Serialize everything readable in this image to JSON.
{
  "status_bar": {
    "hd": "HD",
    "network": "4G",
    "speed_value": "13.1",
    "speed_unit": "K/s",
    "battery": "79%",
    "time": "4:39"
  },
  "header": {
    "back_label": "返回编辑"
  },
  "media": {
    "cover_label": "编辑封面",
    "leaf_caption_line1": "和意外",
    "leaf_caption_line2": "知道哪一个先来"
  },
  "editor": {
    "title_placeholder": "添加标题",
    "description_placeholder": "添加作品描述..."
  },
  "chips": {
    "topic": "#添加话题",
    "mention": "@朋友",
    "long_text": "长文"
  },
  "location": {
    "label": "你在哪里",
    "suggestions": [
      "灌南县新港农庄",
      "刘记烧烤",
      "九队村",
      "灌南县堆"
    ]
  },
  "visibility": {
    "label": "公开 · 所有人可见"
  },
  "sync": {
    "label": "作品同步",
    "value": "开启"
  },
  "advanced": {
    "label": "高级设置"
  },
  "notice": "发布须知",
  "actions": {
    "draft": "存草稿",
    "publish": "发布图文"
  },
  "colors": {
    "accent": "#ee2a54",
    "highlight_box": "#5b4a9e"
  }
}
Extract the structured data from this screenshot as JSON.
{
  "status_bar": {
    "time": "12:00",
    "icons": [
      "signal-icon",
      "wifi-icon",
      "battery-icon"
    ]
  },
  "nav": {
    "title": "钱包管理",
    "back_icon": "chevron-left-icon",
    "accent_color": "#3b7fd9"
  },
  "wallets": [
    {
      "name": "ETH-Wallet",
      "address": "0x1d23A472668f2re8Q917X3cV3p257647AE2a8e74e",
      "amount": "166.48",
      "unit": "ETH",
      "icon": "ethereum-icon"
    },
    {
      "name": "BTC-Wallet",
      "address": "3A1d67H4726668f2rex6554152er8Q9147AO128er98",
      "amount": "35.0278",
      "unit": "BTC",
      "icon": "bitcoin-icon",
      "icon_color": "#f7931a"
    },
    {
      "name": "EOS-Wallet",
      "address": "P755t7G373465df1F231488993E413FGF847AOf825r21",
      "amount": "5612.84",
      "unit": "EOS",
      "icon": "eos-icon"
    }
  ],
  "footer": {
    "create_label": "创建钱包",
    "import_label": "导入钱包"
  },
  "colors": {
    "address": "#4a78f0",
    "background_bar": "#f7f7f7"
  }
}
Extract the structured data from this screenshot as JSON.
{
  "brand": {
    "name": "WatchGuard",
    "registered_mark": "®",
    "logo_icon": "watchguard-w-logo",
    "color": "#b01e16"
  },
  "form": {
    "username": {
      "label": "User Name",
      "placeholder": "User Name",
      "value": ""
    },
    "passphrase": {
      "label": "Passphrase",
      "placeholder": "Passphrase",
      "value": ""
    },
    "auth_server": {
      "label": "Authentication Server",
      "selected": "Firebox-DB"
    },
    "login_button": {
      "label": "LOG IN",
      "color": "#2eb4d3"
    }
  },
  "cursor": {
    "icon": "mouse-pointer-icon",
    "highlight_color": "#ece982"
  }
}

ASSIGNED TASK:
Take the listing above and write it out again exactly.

SOLUTION TO THIS EXERCISE:
Serialize everything readable in this image to JSON.
{
  "status_bar": {
    "hd": "HD",
    "network": "4G",
    "speed_value": "13.1",
    "speed_unit": "K/s",
    "battery": "79%",
    "time": "4:39"
  },
  "header": {
    "back_label": "返回编辑"
  },
  "media": {
    "cover_label": "编辑封面",
    "leaf_caption_line1": "和意外",
    "leaf_caption_line2": "知道哪一个先来"
  },
  "editor": {
    "title_placeholder": "添加标题",
    "description_placeholder": "添加作品描述..."
  },
  "chips": {
    "topic": "#添加话题",
    "mention": "@朋友",
    "long_text": "长文"
  },
  "location": {
    "label": "你在哪里",
    "suggestions": [
      "灌南县新港农庄",
      "刘记烧烤",
      "九队村",
      "灌南县堆"
    ]
  },
  "visibility": {
    "label": "公开 · 所有人可见"
  },
  "sync": {
    "label": "作品同步",
    "value": "开启"
  },
  "advanced": {
    "label": "高级设置"
  },
  "notice": "发布须知",
  "actions": {
    "draft": "存草稿",
    "publish": "发布图文"
  },
  "colors": {
    "accent": "#ee2a54",
    "highlight_box": "#5b4a9e"
  }
}
Extract the structured data from this screenshot as JSON.
{
  "status_bar": {
    "time": "12:00",
    "icons": [
      "signal-icon",
      "wifi-icon",
      "battery-icon"
    ]
  },
  "nav": {
    "title": "钱包管理",
    "back_icon": "chevron-left-icon",
    "accent_color": "#3b7fd9"
  },
  "wallets": [
    {
      "name": "ETH-Wallet",
      "address": "0x1d23A472668f2re8Q917X3cV3p257647AE2a8e74e",
      "amount": "166.48",
      "unit": "ETH",
      "icon": "ethereum-icon"
    },
    {
      "name": "BTC-Wallet",
      "address": "3A1d67H4726668f2rex6554152er8Q9147AO128er98",
      "amount": "35.0278",
      "unit": "BTC",
      "icon": "bitcoin-icon",
      "icon_color": "#f7931a"
    },
    {
      "name": "EOS-Wallet",
      "address": "P755t7G373465df1F231488993E413FGF847AOf825r21",
      "amount": "5612.84",
      "unit": "EOS",
      "icon": "eos-icon"
    }
  ],
  "footer": {
    "create_label": "创建钱包",
    "import_label": "导入钱包"
  },
  "colors": {
    "address": "#4a78f0",
    "background_bar": "#f7f7f7"
  }
}
Extract the structured data from this screenshot as JSON.
{
  "brand": {
    "name": "WatchGuard",
    "registered_mark": "®",
    "logo_icon": "watchguard-w-logo",
    "color": "#b01e16"
  },
  "form": {
    "username": {
      "label": "User Name",
      "placeholder": "User Name",
      "value": ""
    },
    "passphrase": {
      "label": "Passphrase",
      "placeholder": "Passphrase",
      "value": ""
    },
    "auth_server": {
      "label": "Authentication Server",
      "selected": "Firebox-DB"
    },
    "login_button": {
      "label": "LOG IN",
      "color": "#2eb4d3"
    }
  },
  "cursor": {
    "icon": "mouse-pointer-icon",
    "highlight_color": "#ece982"
  }
}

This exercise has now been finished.